- [EXERCISE DETAILS]: In the entries below, find the lines with the word "JSON" and copy them.

--- MATERIAL FOR THIS TASK Enclosed Below ---

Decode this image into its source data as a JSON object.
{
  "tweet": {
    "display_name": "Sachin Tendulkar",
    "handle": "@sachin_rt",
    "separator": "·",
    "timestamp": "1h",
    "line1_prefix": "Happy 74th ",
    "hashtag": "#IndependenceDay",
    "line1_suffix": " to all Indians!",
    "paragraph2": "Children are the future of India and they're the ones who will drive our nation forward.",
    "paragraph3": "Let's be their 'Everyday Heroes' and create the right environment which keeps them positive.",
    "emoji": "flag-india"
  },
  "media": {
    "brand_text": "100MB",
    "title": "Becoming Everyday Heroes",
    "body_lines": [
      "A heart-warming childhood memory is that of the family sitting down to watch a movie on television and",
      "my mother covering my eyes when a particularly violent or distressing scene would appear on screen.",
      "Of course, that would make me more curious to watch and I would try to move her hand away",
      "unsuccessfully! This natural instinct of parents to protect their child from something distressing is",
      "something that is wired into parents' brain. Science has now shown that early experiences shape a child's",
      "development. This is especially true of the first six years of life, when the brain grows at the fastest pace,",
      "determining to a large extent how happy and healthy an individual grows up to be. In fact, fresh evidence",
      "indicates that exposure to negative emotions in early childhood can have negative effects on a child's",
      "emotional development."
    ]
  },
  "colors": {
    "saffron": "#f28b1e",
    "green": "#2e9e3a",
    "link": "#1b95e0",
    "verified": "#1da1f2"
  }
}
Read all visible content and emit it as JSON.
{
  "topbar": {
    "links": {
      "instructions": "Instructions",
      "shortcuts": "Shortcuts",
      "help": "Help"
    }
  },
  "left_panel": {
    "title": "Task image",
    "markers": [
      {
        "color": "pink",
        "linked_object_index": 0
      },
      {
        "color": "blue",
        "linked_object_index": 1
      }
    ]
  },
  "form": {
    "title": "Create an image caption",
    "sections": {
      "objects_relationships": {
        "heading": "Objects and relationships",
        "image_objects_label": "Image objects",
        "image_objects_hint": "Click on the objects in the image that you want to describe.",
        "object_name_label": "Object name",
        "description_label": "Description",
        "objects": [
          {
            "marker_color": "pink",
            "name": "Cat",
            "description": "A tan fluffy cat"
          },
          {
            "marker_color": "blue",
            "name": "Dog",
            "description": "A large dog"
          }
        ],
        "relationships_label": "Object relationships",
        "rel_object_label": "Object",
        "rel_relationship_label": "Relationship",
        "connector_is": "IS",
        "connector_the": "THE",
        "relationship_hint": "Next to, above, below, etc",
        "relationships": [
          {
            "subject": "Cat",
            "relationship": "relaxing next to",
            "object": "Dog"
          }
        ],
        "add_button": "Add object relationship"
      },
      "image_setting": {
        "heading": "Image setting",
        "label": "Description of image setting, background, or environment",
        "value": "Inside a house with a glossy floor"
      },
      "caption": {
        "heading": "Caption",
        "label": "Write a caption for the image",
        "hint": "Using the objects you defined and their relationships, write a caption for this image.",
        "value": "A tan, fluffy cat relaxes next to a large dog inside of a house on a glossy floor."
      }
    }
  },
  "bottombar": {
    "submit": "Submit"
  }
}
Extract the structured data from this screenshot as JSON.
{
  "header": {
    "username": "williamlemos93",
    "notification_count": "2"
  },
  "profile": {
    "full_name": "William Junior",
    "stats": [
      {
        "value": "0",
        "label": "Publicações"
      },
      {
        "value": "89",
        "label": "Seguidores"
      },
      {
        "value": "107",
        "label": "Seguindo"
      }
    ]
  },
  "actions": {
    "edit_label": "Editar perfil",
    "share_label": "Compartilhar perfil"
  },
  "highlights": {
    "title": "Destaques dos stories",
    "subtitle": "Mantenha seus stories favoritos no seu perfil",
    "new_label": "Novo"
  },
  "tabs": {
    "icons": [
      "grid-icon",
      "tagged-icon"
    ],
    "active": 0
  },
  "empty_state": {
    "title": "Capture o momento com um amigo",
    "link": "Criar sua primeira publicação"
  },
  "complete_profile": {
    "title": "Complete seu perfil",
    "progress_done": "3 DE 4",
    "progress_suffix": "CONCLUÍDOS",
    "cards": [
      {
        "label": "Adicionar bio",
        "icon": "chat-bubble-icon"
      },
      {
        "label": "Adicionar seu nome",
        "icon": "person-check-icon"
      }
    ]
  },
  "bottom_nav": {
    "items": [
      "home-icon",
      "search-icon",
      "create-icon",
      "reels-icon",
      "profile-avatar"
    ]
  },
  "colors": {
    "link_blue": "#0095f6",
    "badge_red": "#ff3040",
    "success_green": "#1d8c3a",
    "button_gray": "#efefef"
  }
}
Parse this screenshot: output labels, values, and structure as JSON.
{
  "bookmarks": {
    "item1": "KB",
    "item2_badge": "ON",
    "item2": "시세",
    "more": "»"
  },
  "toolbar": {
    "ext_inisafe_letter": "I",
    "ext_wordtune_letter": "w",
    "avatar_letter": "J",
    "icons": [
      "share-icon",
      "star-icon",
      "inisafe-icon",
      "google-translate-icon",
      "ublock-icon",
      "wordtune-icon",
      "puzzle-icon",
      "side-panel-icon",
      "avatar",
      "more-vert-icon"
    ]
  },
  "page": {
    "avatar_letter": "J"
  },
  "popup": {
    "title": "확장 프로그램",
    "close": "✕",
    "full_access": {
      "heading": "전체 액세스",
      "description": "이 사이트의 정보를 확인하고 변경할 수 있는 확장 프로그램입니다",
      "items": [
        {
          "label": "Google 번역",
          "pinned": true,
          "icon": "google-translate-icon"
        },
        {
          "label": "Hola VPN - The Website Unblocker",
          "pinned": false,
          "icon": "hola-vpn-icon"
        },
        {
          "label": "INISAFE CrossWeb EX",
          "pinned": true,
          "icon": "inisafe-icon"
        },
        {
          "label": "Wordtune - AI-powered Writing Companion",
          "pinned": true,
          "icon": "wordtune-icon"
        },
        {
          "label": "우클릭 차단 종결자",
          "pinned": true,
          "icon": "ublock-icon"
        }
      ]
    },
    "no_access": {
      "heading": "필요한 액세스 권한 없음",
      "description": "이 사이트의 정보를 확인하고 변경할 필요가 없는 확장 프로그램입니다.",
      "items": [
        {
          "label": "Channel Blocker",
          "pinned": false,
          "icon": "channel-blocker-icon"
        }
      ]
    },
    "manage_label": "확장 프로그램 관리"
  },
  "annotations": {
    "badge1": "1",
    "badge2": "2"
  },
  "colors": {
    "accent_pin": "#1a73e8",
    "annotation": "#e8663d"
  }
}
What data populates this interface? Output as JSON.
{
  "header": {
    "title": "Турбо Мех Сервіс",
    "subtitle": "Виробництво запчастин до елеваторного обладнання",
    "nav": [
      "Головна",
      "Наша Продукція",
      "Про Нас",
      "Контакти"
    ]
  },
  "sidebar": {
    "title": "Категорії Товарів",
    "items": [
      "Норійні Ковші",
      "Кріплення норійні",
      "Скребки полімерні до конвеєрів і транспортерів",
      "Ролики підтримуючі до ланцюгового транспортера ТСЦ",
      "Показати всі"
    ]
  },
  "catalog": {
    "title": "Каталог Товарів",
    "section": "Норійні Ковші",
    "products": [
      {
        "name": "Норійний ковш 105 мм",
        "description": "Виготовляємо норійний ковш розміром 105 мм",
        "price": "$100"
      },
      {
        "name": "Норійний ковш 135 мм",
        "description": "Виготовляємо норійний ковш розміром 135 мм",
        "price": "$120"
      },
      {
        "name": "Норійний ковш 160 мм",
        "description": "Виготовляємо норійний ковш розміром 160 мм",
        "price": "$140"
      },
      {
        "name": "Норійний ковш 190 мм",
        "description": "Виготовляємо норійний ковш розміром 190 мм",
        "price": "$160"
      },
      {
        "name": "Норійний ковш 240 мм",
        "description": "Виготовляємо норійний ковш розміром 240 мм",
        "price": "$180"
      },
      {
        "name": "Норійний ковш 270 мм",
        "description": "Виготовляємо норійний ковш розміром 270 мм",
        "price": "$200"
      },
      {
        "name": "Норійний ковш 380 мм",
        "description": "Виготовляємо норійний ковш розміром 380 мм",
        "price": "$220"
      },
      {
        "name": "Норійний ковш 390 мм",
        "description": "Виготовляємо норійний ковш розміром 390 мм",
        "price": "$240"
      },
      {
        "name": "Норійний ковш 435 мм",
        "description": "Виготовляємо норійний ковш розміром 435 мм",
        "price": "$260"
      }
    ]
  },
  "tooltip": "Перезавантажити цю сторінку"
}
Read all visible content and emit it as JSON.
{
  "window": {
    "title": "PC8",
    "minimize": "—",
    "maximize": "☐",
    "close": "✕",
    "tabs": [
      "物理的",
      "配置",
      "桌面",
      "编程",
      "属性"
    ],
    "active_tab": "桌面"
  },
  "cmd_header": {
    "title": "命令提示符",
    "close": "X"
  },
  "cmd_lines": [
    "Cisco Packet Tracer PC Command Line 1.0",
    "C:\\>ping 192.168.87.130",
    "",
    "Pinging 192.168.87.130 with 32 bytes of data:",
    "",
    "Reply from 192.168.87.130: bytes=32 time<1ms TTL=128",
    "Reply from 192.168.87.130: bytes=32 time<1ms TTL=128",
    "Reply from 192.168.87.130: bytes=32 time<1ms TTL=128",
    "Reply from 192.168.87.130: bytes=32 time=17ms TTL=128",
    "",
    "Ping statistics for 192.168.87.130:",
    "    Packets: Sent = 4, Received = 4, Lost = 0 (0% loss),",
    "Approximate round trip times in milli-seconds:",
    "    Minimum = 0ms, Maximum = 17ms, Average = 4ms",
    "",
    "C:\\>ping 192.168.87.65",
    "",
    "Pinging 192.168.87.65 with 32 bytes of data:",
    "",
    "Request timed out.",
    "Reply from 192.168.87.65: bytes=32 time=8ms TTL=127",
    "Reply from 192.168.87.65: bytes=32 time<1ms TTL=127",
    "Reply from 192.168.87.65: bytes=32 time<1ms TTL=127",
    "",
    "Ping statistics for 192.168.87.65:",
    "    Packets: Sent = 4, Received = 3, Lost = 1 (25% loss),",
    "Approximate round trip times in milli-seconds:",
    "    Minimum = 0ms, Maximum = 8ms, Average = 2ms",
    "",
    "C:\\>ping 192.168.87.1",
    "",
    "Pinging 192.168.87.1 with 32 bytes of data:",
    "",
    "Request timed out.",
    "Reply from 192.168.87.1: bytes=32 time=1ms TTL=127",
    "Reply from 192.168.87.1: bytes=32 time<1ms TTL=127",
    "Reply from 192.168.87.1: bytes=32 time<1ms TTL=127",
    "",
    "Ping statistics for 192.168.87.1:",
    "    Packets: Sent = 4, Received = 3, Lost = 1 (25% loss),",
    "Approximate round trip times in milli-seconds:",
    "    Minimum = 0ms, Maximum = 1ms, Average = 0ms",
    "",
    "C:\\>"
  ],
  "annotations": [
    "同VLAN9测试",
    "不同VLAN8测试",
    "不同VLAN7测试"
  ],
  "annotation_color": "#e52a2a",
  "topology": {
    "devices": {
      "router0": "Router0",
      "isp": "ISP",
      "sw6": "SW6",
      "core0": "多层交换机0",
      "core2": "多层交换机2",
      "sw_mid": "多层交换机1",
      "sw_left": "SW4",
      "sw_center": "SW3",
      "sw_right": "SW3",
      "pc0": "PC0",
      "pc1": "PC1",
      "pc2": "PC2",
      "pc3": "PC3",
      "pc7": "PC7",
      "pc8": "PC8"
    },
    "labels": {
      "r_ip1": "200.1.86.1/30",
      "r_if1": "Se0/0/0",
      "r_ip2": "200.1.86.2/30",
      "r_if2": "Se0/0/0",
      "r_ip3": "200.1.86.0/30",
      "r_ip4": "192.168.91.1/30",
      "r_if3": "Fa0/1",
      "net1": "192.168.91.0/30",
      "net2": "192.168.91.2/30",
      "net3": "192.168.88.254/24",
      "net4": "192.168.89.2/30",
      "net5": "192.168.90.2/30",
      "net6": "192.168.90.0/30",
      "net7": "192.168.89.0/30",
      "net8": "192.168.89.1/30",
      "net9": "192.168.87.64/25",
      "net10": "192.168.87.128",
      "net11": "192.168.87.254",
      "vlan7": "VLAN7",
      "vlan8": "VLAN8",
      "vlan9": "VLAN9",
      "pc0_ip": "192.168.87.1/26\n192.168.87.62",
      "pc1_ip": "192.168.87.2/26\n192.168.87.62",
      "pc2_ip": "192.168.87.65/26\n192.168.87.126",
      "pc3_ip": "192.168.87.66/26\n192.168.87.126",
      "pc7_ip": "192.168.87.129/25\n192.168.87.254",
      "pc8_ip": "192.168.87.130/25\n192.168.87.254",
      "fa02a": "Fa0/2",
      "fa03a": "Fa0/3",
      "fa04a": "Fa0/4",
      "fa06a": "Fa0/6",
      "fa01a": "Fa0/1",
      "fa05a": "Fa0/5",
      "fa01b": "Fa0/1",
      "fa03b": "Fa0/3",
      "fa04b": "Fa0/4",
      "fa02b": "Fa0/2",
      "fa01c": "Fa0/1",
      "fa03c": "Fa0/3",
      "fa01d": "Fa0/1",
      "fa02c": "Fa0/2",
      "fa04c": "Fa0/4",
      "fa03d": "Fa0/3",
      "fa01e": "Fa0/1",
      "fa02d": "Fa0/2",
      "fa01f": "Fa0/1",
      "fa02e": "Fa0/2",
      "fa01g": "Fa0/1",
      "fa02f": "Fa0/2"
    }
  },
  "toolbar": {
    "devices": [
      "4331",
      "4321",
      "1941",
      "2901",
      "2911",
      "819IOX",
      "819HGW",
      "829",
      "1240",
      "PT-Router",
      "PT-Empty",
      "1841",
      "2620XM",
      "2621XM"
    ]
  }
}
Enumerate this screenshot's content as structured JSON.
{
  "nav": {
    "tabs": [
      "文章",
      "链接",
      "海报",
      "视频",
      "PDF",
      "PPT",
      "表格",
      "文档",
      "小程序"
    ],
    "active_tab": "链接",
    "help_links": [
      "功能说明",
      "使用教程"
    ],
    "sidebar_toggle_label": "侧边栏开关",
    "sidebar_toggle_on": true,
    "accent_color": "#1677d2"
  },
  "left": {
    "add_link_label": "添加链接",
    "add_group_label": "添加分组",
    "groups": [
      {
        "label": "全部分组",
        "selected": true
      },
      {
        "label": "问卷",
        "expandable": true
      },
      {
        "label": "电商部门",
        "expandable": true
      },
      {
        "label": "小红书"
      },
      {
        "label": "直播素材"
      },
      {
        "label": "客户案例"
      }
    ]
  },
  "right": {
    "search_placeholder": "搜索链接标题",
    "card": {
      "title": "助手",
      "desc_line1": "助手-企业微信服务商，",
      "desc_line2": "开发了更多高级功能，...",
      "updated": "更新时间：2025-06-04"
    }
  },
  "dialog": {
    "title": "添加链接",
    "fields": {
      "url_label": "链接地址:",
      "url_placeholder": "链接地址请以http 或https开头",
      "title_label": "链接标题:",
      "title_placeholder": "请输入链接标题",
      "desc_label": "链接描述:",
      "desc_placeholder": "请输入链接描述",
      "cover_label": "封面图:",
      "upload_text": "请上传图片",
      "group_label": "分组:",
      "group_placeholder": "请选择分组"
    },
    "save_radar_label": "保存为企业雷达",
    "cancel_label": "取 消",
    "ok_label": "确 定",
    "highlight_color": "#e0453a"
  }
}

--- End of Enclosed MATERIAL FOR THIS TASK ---

- [FINISHED EXERCISE]:
Decode this image into its source data as a JSON object.
Read all visible content and emit it as JSON.
Extract the structured data from this screenshot as JSON.
Parse this screenshot: output labels, values, and structure as JSON.
What data populates this interface? Output as JSON.
Read all visible content and emit it as JSON.
Enumerate this screenshot's content as structured JSON.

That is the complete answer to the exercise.